Johnson & Johnson's single-dose coronavirus vaccine has become the third Covid-19 shot approved for use in the US. Previously, Pfizer and Moderna's two-dose vaccines had been approved.
None of the three vaccines contains additives that can sometimes cause strong reactions, such as antibiotics, preservatives or adjuvants, which are compounds used to boost the immune response that can add to the kick of any vaccine.
That means a very low risk of allergic reaction, especially life-threatening anaphylaxis. The US Centers for Disease Control and Prevention reports only a few cases of anaphylaxis in people who have been given the Moderna or Pfizer vaccines, and all were easily treated.
Only one case of anaphylaxis has been reported in the 44,000 people who have tested the Johnson & Johnson vaccine.
Plus, all three target a specific part of the spike protein called the receptor binding domain. As the name implies, it's the part the virus uses to grapple cells. Mutations to this particular region could weaken the efficacy of all three vaccines.
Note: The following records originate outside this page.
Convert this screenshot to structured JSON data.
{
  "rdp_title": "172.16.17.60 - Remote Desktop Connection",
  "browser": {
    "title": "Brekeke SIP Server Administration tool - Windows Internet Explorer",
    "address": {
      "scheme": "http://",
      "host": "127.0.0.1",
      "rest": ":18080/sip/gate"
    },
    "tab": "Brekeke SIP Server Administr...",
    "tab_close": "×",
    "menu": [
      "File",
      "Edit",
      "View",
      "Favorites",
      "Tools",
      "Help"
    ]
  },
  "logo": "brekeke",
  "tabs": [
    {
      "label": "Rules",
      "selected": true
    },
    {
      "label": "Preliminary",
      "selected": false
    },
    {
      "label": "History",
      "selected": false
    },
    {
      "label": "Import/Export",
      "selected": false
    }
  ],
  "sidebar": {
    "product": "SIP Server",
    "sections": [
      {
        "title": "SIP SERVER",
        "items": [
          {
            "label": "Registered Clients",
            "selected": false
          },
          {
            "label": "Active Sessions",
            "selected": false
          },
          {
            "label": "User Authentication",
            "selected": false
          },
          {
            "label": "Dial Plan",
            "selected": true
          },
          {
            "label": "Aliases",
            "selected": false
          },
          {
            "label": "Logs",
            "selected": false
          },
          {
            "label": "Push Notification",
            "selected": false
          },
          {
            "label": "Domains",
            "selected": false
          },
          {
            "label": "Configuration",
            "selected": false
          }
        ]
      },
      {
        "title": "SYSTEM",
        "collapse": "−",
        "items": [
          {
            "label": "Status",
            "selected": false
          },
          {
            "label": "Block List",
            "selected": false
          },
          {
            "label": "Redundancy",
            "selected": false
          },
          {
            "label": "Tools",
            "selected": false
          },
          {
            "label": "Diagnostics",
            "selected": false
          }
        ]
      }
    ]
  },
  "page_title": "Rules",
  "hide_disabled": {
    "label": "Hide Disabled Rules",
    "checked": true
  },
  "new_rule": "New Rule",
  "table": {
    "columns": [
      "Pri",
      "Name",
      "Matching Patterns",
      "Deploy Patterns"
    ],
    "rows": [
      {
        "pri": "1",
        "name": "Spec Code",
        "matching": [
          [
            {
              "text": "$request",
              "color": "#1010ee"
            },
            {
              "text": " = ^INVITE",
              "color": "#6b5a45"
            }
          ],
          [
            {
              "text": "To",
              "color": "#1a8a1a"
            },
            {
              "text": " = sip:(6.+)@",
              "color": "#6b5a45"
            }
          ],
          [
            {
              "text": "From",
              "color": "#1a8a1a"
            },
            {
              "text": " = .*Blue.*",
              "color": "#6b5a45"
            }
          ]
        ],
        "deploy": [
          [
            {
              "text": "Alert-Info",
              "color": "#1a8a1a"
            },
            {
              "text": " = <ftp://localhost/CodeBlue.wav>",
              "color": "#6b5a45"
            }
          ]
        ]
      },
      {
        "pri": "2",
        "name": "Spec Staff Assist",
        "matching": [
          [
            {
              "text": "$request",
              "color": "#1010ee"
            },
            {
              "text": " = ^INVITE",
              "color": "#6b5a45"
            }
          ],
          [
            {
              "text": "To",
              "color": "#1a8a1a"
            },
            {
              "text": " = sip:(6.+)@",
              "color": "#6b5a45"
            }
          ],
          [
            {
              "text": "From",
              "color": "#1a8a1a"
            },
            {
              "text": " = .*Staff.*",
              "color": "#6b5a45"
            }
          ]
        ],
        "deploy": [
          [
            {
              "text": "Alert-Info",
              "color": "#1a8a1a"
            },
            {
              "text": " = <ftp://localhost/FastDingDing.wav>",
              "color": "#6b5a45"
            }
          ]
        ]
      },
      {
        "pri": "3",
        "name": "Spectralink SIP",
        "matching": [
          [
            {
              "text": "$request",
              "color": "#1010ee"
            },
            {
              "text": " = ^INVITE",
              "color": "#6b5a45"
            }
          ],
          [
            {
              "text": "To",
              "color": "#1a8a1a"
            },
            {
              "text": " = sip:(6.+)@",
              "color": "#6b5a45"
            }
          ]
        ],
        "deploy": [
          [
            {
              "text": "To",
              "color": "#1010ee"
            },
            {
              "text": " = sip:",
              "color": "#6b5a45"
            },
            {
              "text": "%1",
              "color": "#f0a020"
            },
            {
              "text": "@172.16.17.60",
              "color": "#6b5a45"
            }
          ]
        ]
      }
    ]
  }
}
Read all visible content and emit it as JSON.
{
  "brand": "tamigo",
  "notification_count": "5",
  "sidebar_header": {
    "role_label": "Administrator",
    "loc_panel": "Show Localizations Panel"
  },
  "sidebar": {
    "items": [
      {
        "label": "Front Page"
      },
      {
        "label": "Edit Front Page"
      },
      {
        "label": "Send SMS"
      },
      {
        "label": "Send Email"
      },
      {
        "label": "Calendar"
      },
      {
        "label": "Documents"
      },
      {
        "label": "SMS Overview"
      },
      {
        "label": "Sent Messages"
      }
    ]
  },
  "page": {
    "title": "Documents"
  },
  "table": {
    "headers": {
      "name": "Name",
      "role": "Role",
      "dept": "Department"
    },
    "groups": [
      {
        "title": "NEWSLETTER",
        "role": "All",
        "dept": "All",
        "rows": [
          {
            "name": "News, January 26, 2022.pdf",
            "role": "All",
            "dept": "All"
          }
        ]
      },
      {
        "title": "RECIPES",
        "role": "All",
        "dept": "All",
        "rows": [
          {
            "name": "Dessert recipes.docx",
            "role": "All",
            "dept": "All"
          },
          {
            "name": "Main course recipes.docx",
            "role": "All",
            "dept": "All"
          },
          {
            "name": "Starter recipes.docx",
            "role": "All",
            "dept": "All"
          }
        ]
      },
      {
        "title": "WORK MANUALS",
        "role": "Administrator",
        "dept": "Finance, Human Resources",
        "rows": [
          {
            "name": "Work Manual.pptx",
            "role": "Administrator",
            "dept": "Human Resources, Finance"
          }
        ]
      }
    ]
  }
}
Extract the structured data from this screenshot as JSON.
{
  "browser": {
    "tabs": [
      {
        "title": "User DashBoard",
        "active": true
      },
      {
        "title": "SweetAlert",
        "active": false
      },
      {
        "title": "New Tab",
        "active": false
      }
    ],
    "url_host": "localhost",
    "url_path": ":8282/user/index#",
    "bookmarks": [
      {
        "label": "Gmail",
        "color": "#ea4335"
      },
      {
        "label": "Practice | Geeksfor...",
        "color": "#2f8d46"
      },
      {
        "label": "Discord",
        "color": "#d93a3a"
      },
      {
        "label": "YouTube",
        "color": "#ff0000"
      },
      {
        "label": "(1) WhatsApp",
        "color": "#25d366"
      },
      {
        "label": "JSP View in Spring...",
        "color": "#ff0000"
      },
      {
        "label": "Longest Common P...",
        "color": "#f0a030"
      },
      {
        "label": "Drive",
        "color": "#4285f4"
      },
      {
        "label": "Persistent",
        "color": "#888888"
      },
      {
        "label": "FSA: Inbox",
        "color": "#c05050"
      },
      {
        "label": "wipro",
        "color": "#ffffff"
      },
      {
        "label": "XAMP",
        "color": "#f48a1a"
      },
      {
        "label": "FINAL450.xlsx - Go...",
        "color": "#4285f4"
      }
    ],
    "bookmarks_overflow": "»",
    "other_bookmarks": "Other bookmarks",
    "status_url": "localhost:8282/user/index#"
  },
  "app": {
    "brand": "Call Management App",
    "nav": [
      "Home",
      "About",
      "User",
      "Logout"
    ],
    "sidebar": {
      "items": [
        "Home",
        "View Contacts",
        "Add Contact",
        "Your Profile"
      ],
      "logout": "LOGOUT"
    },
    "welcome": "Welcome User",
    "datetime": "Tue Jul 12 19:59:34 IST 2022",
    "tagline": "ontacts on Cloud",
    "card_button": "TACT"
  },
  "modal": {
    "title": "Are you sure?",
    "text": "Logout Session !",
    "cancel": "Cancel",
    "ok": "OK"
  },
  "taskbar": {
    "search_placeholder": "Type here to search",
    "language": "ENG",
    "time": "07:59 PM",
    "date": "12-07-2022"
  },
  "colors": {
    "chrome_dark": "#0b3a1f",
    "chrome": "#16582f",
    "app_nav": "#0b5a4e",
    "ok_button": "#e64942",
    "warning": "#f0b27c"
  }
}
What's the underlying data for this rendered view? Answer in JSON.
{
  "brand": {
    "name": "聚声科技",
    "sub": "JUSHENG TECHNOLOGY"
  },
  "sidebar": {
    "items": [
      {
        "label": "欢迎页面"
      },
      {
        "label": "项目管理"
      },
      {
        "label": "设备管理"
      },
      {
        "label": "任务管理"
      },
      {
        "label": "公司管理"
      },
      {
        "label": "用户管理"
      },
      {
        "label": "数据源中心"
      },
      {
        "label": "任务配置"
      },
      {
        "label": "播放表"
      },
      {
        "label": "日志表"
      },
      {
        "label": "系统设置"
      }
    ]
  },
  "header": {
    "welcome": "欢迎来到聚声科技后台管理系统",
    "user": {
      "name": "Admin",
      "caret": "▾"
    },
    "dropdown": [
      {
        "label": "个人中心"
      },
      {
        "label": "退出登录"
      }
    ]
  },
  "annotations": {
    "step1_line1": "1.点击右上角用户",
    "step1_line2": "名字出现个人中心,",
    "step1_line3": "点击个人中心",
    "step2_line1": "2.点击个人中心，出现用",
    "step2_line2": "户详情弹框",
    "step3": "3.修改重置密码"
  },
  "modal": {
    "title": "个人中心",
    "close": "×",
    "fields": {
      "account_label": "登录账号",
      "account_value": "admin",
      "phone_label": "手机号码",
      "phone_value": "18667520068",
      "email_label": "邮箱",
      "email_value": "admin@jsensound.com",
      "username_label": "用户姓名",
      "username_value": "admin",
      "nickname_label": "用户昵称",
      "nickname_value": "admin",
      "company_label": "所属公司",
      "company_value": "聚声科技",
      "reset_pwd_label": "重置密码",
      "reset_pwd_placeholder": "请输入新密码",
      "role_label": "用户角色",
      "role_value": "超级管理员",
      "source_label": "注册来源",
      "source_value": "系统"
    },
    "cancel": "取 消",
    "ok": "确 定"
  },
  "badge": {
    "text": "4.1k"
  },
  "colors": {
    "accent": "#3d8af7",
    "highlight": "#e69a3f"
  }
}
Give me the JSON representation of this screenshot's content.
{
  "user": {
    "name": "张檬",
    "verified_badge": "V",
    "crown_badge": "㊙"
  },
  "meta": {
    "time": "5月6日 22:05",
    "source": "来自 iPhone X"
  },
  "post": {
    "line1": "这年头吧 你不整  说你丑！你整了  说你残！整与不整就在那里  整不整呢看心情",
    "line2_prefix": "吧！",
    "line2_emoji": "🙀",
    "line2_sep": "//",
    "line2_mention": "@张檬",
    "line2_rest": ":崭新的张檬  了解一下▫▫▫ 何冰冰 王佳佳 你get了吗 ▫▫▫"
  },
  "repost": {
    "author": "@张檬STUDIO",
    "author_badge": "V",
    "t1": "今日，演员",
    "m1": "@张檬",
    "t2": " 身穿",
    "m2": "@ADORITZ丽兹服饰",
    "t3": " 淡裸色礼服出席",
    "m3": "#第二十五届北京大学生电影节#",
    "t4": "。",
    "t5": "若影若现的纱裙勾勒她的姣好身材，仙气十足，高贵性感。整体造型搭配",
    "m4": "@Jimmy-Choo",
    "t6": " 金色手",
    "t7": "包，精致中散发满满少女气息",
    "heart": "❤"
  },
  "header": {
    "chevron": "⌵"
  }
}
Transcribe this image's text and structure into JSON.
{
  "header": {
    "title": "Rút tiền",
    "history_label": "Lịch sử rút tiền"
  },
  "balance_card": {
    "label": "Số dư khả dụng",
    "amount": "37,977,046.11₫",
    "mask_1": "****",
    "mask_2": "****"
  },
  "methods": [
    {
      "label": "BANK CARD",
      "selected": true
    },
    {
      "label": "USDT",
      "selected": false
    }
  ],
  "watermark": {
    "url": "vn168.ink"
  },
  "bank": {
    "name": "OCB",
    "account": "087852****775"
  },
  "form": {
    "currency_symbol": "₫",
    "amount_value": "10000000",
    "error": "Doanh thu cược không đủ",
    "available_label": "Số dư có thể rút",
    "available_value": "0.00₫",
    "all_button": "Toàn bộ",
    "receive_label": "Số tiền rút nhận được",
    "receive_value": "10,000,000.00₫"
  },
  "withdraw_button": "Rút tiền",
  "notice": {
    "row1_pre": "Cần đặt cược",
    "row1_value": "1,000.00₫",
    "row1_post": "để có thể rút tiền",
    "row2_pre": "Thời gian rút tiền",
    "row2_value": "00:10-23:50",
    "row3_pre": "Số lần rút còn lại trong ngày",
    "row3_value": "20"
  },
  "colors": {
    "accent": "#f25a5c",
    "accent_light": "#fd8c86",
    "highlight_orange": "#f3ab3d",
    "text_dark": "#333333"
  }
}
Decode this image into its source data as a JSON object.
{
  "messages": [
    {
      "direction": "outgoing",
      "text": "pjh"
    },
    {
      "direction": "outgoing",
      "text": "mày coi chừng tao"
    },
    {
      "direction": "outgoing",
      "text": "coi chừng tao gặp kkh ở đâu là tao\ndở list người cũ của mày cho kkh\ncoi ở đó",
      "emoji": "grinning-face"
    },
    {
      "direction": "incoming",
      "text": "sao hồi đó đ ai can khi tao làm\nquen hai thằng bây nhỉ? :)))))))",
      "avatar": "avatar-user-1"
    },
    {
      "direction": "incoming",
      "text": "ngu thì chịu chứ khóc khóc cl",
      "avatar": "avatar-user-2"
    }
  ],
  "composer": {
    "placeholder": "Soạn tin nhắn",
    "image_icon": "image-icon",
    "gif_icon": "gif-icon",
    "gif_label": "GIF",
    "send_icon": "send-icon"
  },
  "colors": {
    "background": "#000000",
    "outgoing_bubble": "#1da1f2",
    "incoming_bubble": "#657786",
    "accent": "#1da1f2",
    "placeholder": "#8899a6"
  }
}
Luckily, all three appear to stimulate an overwhelming immune response — one much stronger than people get after a natural infection. So far, it appears to be enough to continue at least partially protecting people from the most concerning variants.